Beginning at the line containing "Transcribe this image's", restate each line of the listing below word for word until the last one has been given.

-----

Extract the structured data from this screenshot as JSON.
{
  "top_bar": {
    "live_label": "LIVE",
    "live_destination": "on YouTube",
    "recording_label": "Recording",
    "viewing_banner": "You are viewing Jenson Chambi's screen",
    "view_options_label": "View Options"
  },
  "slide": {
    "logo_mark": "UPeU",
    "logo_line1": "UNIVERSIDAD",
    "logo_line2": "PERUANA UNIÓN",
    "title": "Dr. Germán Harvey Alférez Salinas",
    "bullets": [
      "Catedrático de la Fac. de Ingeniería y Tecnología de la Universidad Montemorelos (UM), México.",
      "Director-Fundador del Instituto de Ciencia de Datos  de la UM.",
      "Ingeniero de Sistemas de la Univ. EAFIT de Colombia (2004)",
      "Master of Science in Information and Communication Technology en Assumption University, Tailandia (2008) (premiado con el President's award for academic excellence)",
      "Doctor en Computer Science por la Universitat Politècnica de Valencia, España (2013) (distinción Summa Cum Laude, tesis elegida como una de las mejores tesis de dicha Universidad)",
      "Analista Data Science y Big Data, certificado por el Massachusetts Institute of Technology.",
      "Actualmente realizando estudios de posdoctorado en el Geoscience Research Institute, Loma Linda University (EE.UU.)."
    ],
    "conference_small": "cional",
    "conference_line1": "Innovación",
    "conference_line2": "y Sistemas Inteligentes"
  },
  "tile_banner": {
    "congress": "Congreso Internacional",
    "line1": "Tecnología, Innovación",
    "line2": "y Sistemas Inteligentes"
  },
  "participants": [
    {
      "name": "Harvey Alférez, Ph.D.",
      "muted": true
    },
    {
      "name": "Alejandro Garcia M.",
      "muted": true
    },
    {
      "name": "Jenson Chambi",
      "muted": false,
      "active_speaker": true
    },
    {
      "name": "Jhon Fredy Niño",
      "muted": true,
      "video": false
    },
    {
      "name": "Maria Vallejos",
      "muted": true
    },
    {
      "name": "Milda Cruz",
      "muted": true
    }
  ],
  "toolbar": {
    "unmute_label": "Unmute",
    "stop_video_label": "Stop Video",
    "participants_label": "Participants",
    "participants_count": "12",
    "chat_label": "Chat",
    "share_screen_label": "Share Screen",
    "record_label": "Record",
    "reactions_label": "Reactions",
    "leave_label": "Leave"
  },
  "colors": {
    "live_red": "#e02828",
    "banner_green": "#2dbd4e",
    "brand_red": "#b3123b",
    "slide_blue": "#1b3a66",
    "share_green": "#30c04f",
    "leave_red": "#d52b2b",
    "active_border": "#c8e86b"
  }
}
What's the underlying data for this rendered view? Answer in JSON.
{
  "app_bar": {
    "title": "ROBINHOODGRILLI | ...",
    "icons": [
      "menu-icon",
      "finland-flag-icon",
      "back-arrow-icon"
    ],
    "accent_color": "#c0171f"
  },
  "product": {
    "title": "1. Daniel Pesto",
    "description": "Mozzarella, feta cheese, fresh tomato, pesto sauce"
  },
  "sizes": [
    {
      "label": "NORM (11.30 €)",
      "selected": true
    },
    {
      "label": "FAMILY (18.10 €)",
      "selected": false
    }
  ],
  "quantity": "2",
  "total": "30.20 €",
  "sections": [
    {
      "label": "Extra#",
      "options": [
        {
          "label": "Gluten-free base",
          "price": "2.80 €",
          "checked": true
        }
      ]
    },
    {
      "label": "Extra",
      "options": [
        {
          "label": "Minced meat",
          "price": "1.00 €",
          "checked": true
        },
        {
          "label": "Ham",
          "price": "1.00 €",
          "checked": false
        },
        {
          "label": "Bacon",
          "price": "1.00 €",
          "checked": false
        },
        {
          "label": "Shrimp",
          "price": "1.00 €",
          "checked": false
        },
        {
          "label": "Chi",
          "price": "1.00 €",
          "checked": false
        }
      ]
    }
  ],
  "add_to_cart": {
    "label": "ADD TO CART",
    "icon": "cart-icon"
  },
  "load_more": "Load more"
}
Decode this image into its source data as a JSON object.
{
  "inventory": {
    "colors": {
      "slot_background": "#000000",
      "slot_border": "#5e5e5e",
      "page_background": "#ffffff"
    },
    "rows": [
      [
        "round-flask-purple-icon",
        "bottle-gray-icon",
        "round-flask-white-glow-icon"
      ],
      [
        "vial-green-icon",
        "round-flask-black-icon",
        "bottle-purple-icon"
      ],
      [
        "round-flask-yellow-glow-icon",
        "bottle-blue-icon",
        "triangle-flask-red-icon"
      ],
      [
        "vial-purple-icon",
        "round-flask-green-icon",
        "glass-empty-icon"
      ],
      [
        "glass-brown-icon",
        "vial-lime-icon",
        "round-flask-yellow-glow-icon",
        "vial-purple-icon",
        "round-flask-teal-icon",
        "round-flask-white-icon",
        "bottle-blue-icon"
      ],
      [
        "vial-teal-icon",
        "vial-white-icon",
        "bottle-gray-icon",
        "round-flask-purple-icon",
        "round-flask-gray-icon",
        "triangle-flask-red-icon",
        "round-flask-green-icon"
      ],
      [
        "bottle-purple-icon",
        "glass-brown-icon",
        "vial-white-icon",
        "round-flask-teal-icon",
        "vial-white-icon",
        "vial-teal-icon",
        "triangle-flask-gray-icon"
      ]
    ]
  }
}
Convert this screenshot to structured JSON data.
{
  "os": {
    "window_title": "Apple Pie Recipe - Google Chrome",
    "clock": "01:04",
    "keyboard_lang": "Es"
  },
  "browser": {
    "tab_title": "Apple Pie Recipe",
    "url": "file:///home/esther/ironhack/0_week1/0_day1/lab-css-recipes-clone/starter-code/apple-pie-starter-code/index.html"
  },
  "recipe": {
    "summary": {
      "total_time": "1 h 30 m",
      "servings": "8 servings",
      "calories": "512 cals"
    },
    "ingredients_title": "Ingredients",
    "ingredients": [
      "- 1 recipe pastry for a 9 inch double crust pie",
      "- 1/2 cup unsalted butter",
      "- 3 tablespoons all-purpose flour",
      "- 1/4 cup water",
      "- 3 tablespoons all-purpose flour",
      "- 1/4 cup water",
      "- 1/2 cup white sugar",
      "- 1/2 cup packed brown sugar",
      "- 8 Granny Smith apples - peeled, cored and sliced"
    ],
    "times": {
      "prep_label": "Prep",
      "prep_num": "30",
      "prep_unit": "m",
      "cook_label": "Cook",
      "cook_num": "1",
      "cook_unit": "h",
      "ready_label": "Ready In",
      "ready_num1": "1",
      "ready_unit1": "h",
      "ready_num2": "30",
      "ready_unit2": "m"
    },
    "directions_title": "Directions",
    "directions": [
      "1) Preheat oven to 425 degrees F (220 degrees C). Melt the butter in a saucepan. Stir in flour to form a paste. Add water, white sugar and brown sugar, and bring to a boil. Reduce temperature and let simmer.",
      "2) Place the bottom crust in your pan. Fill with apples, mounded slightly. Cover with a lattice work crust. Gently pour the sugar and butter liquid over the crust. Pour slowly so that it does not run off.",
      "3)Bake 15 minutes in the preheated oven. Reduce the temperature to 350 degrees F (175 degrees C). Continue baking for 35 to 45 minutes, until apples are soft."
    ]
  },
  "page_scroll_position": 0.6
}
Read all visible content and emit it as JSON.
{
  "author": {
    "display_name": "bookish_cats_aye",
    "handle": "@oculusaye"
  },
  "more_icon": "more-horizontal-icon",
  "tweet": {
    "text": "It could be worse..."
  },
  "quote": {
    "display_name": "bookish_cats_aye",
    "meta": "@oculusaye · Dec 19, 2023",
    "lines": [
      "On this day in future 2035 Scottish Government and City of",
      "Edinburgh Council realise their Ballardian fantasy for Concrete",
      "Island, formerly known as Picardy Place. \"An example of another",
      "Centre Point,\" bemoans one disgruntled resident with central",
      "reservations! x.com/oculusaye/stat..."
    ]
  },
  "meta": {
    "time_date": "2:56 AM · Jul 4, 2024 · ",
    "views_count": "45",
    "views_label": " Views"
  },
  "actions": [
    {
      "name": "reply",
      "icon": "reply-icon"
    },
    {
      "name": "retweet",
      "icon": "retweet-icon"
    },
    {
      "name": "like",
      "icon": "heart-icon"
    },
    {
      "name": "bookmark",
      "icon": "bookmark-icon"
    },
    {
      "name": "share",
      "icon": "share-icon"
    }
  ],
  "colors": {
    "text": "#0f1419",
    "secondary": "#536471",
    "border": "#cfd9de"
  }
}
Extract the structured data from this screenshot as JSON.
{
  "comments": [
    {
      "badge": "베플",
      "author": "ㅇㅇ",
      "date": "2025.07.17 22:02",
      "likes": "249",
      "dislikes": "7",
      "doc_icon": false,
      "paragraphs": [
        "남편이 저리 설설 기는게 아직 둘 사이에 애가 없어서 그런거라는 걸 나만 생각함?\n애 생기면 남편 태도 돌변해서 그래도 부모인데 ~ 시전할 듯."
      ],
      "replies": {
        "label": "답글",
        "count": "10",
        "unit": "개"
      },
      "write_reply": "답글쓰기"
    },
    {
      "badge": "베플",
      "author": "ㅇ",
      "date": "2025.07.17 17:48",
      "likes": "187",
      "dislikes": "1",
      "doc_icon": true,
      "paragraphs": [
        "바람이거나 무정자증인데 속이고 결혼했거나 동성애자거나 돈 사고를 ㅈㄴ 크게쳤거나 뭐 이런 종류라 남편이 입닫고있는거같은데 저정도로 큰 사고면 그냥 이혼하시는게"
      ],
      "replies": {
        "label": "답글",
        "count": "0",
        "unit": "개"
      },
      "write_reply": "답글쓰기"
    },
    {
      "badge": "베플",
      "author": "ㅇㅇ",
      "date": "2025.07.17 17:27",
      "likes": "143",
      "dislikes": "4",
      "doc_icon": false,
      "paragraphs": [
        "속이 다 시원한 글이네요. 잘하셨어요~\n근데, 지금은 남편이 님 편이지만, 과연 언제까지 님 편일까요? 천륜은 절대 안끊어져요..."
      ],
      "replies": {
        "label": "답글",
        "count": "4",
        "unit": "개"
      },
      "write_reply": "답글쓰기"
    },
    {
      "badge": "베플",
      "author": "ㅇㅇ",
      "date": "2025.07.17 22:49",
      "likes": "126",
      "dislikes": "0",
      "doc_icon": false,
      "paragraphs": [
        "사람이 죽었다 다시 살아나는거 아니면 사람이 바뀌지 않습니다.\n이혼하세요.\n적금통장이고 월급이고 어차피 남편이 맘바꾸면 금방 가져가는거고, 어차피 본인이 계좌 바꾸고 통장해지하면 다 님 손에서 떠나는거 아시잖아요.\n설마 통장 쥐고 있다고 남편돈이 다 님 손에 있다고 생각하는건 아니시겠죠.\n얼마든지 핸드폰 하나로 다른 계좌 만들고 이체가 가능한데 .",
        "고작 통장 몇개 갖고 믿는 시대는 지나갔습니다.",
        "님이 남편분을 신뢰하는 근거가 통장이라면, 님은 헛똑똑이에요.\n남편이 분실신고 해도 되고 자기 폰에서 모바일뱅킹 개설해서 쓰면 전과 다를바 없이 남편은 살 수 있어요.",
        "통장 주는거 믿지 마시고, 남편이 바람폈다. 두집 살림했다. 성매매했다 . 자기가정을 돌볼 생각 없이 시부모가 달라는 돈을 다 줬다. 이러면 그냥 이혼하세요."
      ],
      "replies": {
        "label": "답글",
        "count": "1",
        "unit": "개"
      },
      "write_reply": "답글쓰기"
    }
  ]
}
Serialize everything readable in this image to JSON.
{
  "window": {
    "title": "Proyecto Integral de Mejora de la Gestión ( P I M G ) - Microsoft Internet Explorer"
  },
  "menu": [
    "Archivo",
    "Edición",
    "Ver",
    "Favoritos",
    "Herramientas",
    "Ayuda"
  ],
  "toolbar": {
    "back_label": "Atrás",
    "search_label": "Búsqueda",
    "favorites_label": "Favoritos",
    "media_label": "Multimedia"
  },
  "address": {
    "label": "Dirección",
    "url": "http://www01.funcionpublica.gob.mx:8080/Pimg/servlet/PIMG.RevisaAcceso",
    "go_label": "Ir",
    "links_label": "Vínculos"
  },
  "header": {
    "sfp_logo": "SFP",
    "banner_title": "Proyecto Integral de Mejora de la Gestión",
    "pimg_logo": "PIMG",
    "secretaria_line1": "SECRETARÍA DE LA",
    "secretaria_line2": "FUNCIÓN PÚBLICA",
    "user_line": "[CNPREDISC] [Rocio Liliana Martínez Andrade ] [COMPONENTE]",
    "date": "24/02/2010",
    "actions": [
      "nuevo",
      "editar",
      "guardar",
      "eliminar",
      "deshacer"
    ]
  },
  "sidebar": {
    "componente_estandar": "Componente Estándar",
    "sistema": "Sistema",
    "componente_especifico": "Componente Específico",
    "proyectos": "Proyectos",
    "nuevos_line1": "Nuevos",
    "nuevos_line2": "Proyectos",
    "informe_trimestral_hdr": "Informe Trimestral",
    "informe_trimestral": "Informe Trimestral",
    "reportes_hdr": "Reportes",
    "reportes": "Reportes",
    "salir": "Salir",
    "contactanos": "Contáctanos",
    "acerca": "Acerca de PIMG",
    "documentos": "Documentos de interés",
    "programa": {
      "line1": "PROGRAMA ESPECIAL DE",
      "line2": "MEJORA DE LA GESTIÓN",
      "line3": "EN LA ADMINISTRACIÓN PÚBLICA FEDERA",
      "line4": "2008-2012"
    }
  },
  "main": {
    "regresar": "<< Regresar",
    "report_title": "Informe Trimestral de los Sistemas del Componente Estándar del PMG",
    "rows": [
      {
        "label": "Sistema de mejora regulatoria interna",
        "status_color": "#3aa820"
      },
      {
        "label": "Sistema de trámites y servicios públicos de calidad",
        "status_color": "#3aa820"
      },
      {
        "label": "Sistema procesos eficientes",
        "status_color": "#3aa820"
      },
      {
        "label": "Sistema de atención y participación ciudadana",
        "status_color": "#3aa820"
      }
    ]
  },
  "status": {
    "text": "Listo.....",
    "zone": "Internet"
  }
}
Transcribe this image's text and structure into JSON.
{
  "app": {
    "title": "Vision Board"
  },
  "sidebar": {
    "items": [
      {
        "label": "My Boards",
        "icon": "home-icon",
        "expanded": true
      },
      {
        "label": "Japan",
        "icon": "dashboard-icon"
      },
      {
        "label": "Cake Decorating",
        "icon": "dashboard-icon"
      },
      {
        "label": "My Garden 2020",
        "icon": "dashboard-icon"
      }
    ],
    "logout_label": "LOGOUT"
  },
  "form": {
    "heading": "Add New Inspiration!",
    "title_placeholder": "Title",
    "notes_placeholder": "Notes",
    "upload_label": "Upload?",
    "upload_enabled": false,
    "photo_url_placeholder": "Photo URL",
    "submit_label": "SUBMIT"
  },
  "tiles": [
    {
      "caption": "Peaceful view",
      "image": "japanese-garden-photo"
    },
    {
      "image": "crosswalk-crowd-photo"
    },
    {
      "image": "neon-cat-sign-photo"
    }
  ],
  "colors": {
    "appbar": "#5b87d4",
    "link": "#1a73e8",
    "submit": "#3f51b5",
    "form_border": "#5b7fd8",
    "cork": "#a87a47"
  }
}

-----

TASK RESULT ▸
Transcribe this image's text and structure into JSON.
{
  "app": {
    "title": "Vision Board"
  },
  "sidebar": {
    "items": [
      {
        "label": "My Boards",
        "icon": "home-icon",
        "expanded": true
      },
      {
        "label": "Japan",
        "icon": "dashboard-icon"
      },
      {
        "label": "Cake Decorating",
        "icon": "dashboard-icon"
      },
      {
        "label": "My Garden 2020",
        "icon": "dashboard-icon"
      }
    ],
    "logout_label": "LOGOUT"
  },
  "form": {
    "heading": "Add New Inspiration!",
    "title_placeholder": "Title",
    "notes_placeholder": "Notes",
    "upload_label": "Upload?",
    "upload_enabled": false,
    "photo_url_placeholder": "Photo URL",
    "submit_label": "SUBMIT"
  },
  "tiles": [
    {
      "caption": "Peaceful view",
      "image": "japanese-garden-photo"
    },
    {
      "image": "crosswalk-crowd-photo"
    },
    {
      "image": "neon-cat-sign-photo"
    }
  ],
  "colors": {
    "appbar": "#5b87d4",
    "link": "#1a73e8",
    "submit": "#3f51b5",
    "form_border": "#5b7fd8",
    "cork": "#a87a47"
  }
}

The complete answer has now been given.